◆ Dataset rows describing interfaces ◆
============
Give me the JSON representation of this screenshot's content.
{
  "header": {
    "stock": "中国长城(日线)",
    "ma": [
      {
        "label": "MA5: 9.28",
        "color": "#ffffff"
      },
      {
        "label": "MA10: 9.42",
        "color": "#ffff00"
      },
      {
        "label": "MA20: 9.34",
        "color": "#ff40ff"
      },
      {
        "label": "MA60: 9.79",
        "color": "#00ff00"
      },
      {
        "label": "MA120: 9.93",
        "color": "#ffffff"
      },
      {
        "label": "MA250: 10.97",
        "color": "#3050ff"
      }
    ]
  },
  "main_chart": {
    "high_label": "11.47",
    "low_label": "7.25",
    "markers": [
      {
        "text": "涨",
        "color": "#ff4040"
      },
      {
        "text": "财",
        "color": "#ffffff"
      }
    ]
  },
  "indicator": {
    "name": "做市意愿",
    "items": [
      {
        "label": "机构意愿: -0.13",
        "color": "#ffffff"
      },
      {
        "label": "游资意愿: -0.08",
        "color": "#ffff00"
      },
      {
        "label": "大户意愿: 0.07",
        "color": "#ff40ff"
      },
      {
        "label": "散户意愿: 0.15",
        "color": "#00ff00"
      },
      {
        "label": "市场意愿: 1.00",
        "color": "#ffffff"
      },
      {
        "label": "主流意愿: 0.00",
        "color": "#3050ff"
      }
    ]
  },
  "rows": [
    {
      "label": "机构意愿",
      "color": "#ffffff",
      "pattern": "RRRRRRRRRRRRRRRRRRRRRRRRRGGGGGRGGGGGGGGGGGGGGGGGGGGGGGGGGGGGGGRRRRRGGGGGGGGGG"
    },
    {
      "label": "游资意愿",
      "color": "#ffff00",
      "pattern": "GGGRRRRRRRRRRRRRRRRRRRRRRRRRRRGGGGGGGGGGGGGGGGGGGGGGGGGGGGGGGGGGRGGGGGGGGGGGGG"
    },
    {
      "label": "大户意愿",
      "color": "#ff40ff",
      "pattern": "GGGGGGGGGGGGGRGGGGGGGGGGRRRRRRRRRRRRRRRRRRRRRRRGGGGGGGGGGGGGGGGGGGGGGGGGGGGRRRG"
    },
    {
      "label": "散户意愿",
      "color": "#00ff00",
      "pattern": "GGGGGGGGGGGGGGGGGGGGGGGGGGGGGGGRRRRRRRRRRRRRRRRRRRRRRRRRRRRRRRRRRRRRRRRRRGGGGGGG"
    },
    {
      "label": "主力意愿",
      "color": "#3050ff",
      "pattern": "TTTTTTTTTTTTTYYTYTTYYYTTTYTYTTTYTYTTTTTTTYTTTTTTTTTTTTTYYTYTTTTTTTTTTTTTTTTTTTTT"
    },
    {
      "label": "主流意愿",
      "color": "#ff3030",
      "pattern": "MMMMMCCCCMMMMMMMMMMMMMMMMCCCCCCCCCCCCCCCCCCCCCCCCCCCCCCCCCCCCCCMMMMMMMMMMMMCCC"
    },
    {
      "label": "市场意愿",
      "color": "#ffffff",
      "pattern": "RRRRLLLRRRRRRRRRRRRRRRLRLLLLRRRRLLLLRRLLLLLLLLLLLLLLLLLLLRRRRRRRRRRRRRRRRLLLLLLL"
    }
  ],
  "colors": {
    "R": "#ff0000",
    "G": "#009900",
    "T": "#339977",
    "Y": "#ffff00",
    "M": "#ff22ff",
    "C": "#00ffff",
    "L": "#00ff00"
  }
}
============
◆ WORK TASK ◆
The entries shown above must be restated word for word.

◆ EXERCISE RESPONSE ◆
Give me the JSON representation of this screenshot's content.
{
  "header": {
    "stock": "中国长城(日线)",
    "ma": [
      {
        "label": "MA5: 9.28",
        "color": "#ffffff"
      },
      {
        "label": "MA10: 9.42",
        "color": "#ffff00"
      },
      {
        "label": "MA20: 9.34",
        "color": "#ff40ff"
      },
      {
        "label": "MA60: 9.79",
        "color": "#00ff00"
      },
      {
        "label": "MA120: 9.93",
        "color": "#ffffff"
      },
      {
        "label": "MA250: 10.97",
        "color": "#3050ff"
      }
    ]
  },
  "main_chart": {
    "high_label": "11.47",
    "low_label": "7.25",
    "markers": [
      {
        "text": "涨",
        "color": "#ff4040"
      },
      {
        "text": "财",
        "color": "#ffffff"
      }
    ]
  },
  "indicator": {
    "name": "做市意愿",
    "items": [
      {
        "label": "机构意愿: -0.13",
        "color": "#ffffff"
      },
      {
        "label": "游资意愿: -0.08",
        "color": "#ffff00"
      },
      {
        "label": "大户意愿: 0.07",
        "color": "#ff40ff"
      },
      {
        "label": "散户意愿: 0.15",
        "color": "#00ff00"
      },
      {
        "label": "市场意愿: 1.00",
        "color": "#ffffff"
      },
      {
        "label": "主流意愿: 0.00",
        "color": "#3050ff"
      }
    ]
  },
  "rows": [
    {
      "label": "机构意愿",
      "color": "#ffffff",
      "pattern": "RRRRRRRRRRRRRRRRRRRRRRRRRGGGGGRGGGGGGGGGGGGGGGGGGGGGGGGGGGGGGGRRRRRGGGGGGGGGG"
    },
    {
      "label": "游资意愿",
      "color": "#ffff00",
      "pattern": "GGGRRRRRRRRRRRRRRRRRRRRRRRRRRRGGGGGGGGGGGGGGGGGGGGGGGGGGGGGGGGGGRGGGGGGGGGGGGG"
    },
    {
      "label": "大户意愿",
      "color": "#ff40ff",
      "pattern": "GGGGGGGGGGGGGRGGGGGGGGGGRRRRRRRRRRRRRRRRRRRRRRRGGGGGGGGGGGGGGGGGGGGGGGGGGGGRRRG"
    },
    {
      "label": "散户意愿",
      "color": "#00ff00",
      "pattern": "GGGGGGGGGGGGGGGGGGGGGGGGGGGGGGGRRRRRRRRRRRRRRRRRRRRRRRRRRRRRRRRRRRRRRRRRRGGGGGGG"
    },
    {
      "label": "主力意愿",
      "color": "#3050ff",
      "pattern": "TTTTTTTTTTTTTYYTYTTYYYTTTYTYTTTYTYTTTTTTTYTTTTTTTTTTTTTYYTYTTTTTTTTTTTTTTTTTTTTT"
    },
    {
      "label": "主流意愿",
      "color": "#ff3030",
      "pattern": "MMMMMCCCCMMMMMMMMMMMMMMMMCCCCCCCCCCCCCCCCCCCCCCCCCCCCCCCCCCCCCCMMMMMMMMMMMMCCC"
    },
    {
      "label": "市场意愿",
      "color": "#ffffff",
      "pattern": "RRRRLLLRRRRRRRRRRRRRRRLRLLLLRRRRLLLLRRLLLLLLLLLLLLLLLLLLLRRRRRRRRRRRRRRRRLLLLLLL"
    }
  ],
  "colors": {
    "R": "#ff0000",
    "G": "#009900",
    "T": "#339977",
    "Y": "#ffff00",
    "M": "#ff22ff",
    "C": "#00ffff",
    "L": "#00ff00"
  }
}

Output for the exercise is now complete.